| WORK TO BE COMPLETED |
Gather all lines in the entries that include the word "kind".

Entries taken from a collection
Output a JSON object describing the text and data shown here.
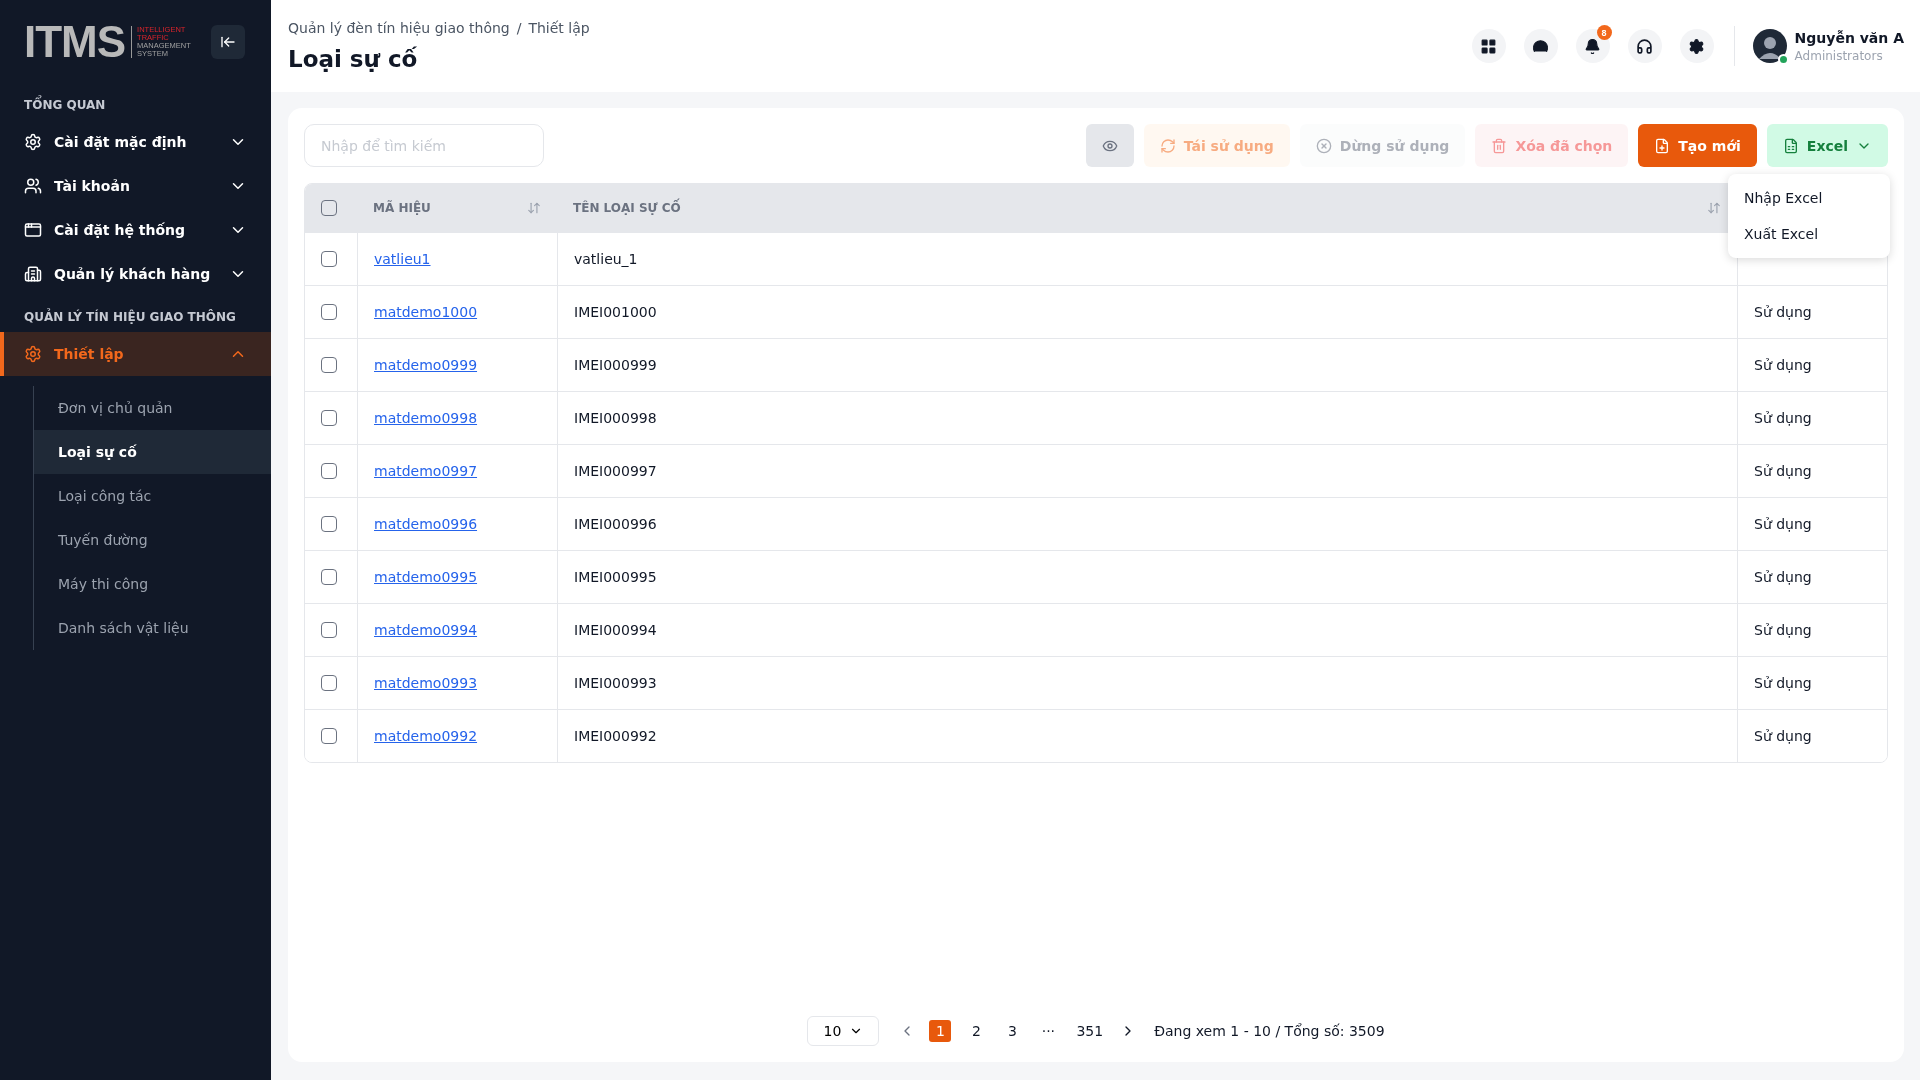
{
  "sidebar": {
    "logo": {
      "mark": "ITMS",
      "lines": [
        "INTELLIGENT",
        "TRAFFIC",
        "MANAGEMENT",
        "SYSTEM"
      ]
    },
    "sections": [
      {
        "title": "TỔNG QUAN",
        "items": [
          {
            "label": "Cài đặt mặc định",
            "expanded": false,
            "selected": false
          },
          {
            "label": "Tài khoản",
            "expanded": false,
            "selected": false
          },
          {
            "label": "Cài đặt hệ thống",
            "expanded": false,
            "selected": false
          },
          {
            "label": "Quản lý khách hàng",
            "expanded": false,
            "selected": false
          }
        ]
      },
      {
        "title": "QUẢN LÝ TÍN HIỆU GIAO THÔNG",
        "items": [
          {
            "label": "Thiết lập",
            "expanded": true,
            "selected": true,
            "children": [
              {
                "label": "Đơn vị chủ quản",
                "selected": false
              },
              {
                "label": "Loại sự cố",
                "selected": true
              },
              {
                "label": "Loại công tác",
                "selected": false
              },
              {
                "label": "Tuyến đường",
                "selected": false
              },
              {
                "label": "Máy thi công",
                "selected": false
              },
              {
                "label": "Danh sách vật liệu",
                "selected": false
              }
            ]
          }
        ]
      }
    ]
  },
  "header": {
    "breadcrumb": [
      "Quản lý đèn tín hiệu giao thông",
      "Thiết lập"
    ],
    "breadcrumb_separator": "/",
    "title": "Loại sự cố",
    "notification_count": "8",
    "user": {
      "name": "Nguyễn văn A",
      "role": "Administrators",
      "online": true
    }
  },
  "toolbar": {
    "search": {
      "placeholder": "Nhập để tìm kiếm"
    },
    "buttons": [
      {
        "kind": "view",
        "disabled": false
      },
      {
        "kind": "reuse",
        "label": "Tái sử dụng",
        "disabled": true
      },
      {
        "kind": "stop",
        "label": "Dừng sử dụng",
        "disabled": true
      },
      {
        "kind": "delete",
        "label": "Xóa đã chọn",
        "disabled": true
      },
      {
        "kind": "create",
        "label": "Tạo mới",
        "disabled": false
      },
      {
        "kind": "excel",
        "label": "Excel",
        "disabled": false,
        "expanded": true,
        "menu": [
          "Nhập Excel",
          "Xuất Excel"
        ]
      }
    ]
  },
  "table": {
    "select_all": {
      "checked": false
    },
    "columns": [
      {
        "label": "MÃ HIỆU",
        "sortable": true
      },
      {
        "label": "TÊN LOẠI SỰ CỐ",
        "sortable": true
      }
    ],
    "rows": [
      {
        "checked": false,
        "code": "vatlieu1",
        "name": "vatlieu_1"
      },
      {
        "checked": false,
        "code": "matdemo1000",
        "name": "IMEI001000",
        "status": "Sử dụng"
      },
      {
        "checked": false,
        "code": "matdemo0999",
        "name": "IMEI000999",
        "status": "Sử dụng"
      },
      {
        "checked": false,
        "code": "matdemo0998",
        "name": "IMEI000998",
        "status": "Sử dụng"
      },
      {
        "checked": false,
        "code": "matdemo0997",
        "name": "IMEI000997",
        "status": "Sử dụng"
      },
      {
        "checked": false,
        "code": "matdemo0996",
        "name": "IMEI000996",
        "status": "Sử dụng"
      },
      {
        "checked": false,
        "code": "matdemo0995",
        "name": "IMEI000995",
        "status": "Sử dụng"
      },
      {
        "checked": false,
        "code": "matdemo0994",
        "name": "IMEI000994",
        "status": "Sử dụng"
      },
      {
        "checked": false,
        "code": "matdemo0993",
        "name": "IMEI000993",
        "status": "Sử dụng"
      },
      {
        "checked": false,
        "code": "matdemo0992",
        "name": "IMEI000992",
        "status": "Sử dụng"
      }
    ]
  },
  "pagination": {
    "page_size": "10",
    "pages": [
      {
        "label": "1",
        "selected": true
      },
      {
        "label": "2",
        "selected": false
      },
      {
        "label": "3",
        "selected": false
      },
      {
        "label": "···",
        "selected": false
      },
      {
        "label": "351",
        "selected": false
      }
    ],
    "summary": "Đang xem 1 - 10 / Tổng số: 3509"
  }
}
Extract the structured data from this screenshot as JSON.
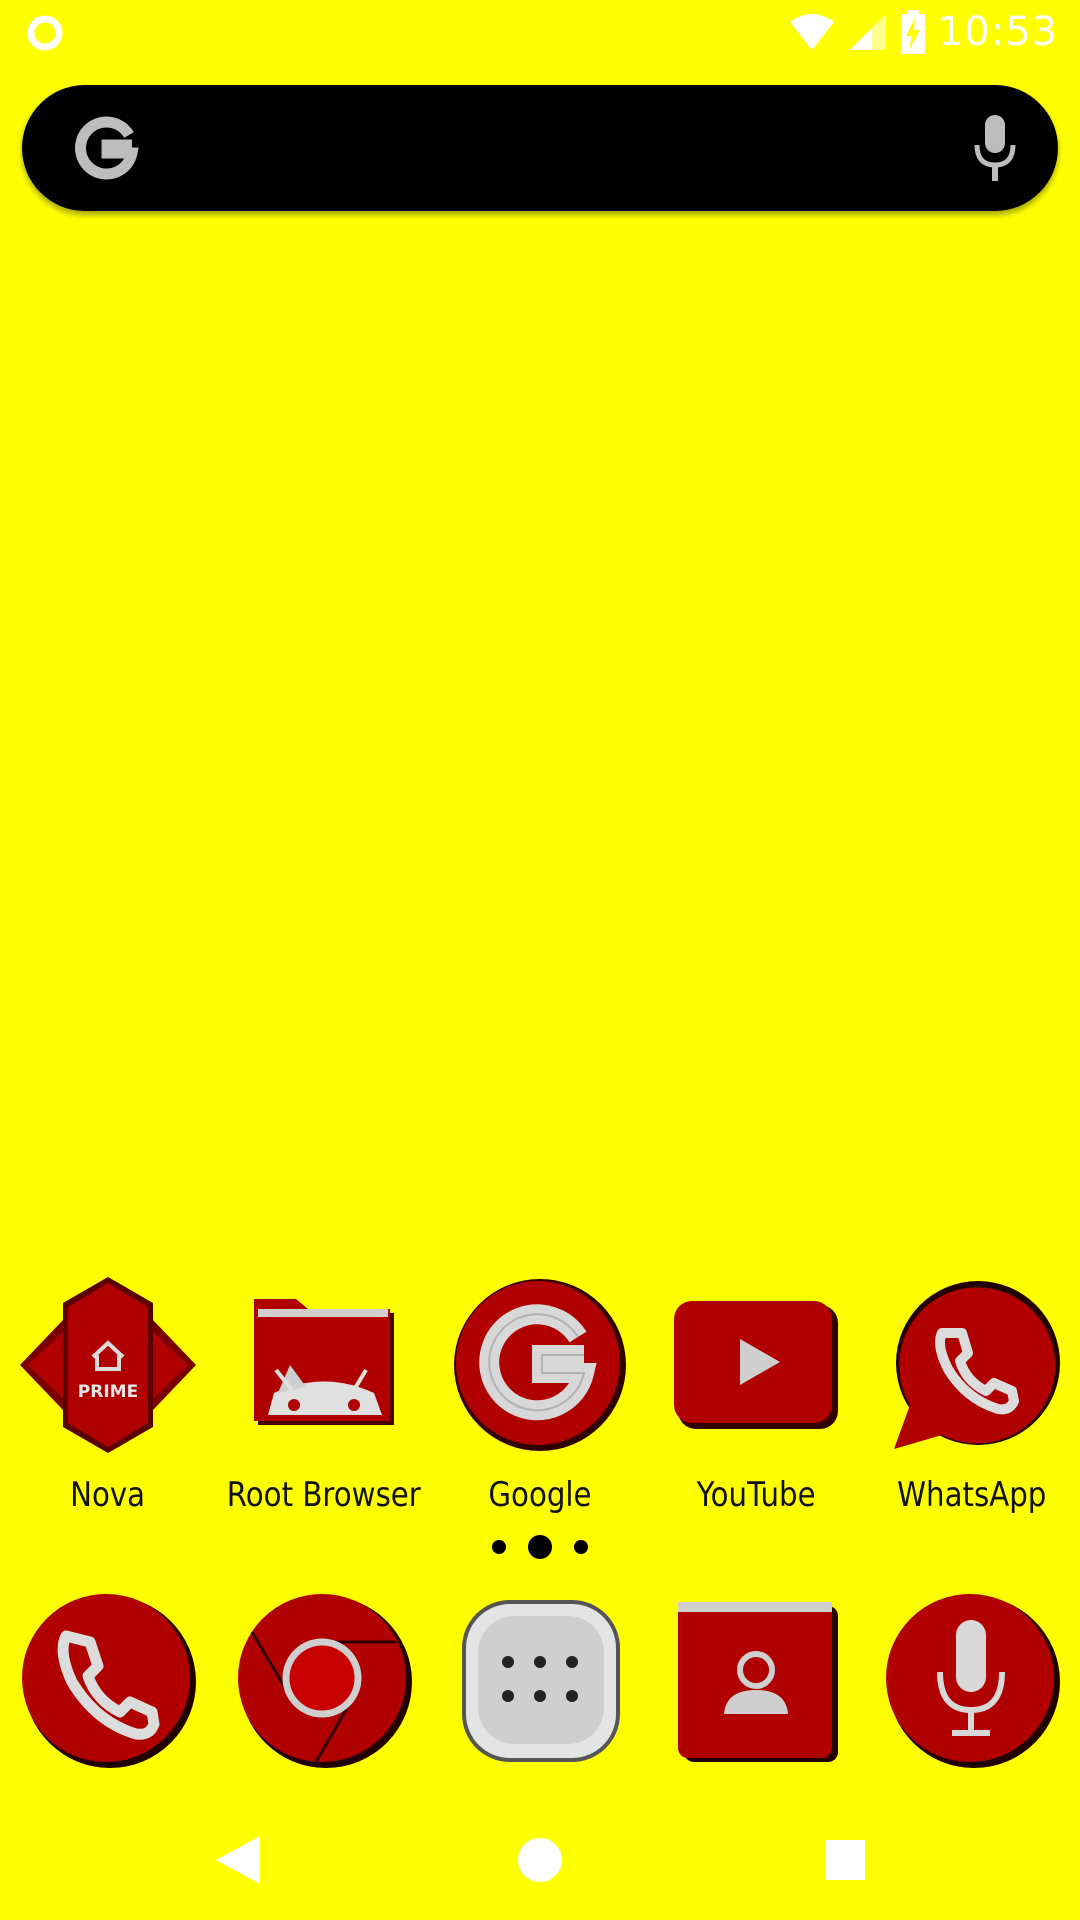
{
  "status_bar": {
    "time": "10:53",
    "icons": [
      "circle-notification-icon",
      "wifi-icon",
      "cell-signal-icon",
      "battery-charging-icon"
    ]
  },
  "search_bar": {
    "icons": [
      "google-g-icon",
      "mic-icon"
    ]
  },
  "apps_row": [
    {
      "label": "Nova",
      "icon": "nova-prime-icon"
    },
    {
      "label": "Root Browser",
      "icon": "root-browser-icon"
    },
    {
      "label": "Google",
      "icon": "google-icon"
    },
    {
      "label": "YouTube",
      "icon": "youtube-icon"
    },
    {
      "label": "WhatsApp",
      "icon": "whatsapp-icon"
    }
  ],
  "nova_icon_text": "PRIME",
  "page_indicator": {
    "count": 3,
    "active": 1
  },
  "dock": [
    {
      "icon": "phone-icon"
    },
    {
      "icon": "chrome-icon"
    },
    {
      "icon": "app-drawer-icon"
    },
    {
      "icon": "contacts-icon"
    },
    {
      "icon": "voice-recorder-icon"
    }
  ],
  "nav": [
    "back-icon",
    "home-icon",
    "recents-icon"
  ],
  "colors": {
    "wallpaper": "#FFFF00",
    "icon_red": "#B00000",
    "icon_dark_red": "#7A0000",
    "chrome_silver": "#C8C8C8"
  }
}
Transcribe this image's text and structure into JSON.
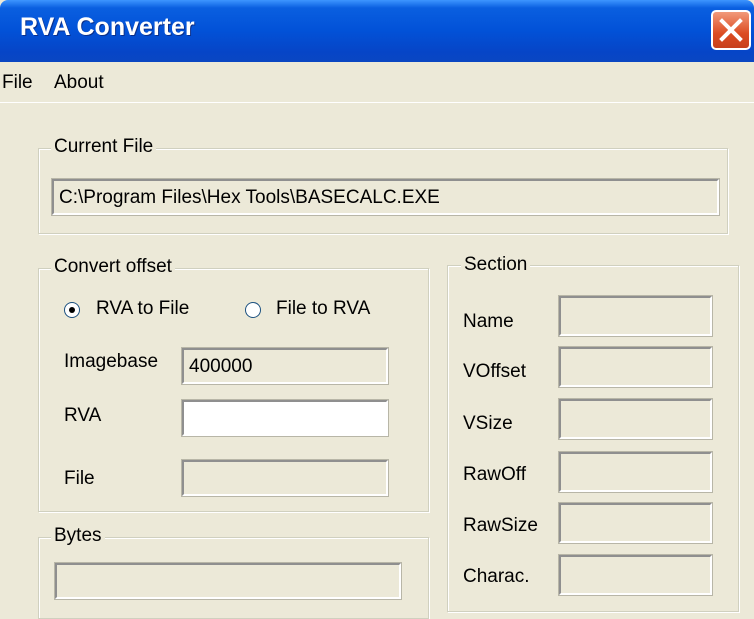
{
  "window": {
    "title": "RVA Converter",
    "close_icon": "close-icon"
  },
  "menu": {
    "items": [
      "File",
      "About"
    ]
  },
  "current_file": {
    "legend": "Current File",
    "path": "C:\\Program Files\\Hex Tools\\BASECALC.EXE"
  },
  "convert": {
    "legend": "Convert offset",
    "radio_rva_to_file": "RVA to File",
    "radio_file_to_rva": "File to RVA",
    "selected": "RVA to File",
    "imagebase_label": "Imagebase",
    "imagebase_value": "400000",
    "rva_label": "RVA",
    "rva_value": "",
    "file_label": "File",
    "file_value": ""
  },
  "section": {
    "legend": "Section",
    "labels": [
      "Name",
      "VOffset",
      "VSize",
      "RawOff",
      "RawSize",
      "Charac."
    ]
  },
  "bytes": {
    "legend": "Bytes",
    "value": ""
  },
  "colors": {
    "titlebar": "#0645c7",
    "face": "#ece9d8",
    "close": "#dc4c22"
  }
}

| OUTPUT OF THE TASK |
        "kind": "view",
        "kind": "reuse",
        "kind": "stop",
        "kind": "delete",
        "kind": "create",
        "kind": "excel",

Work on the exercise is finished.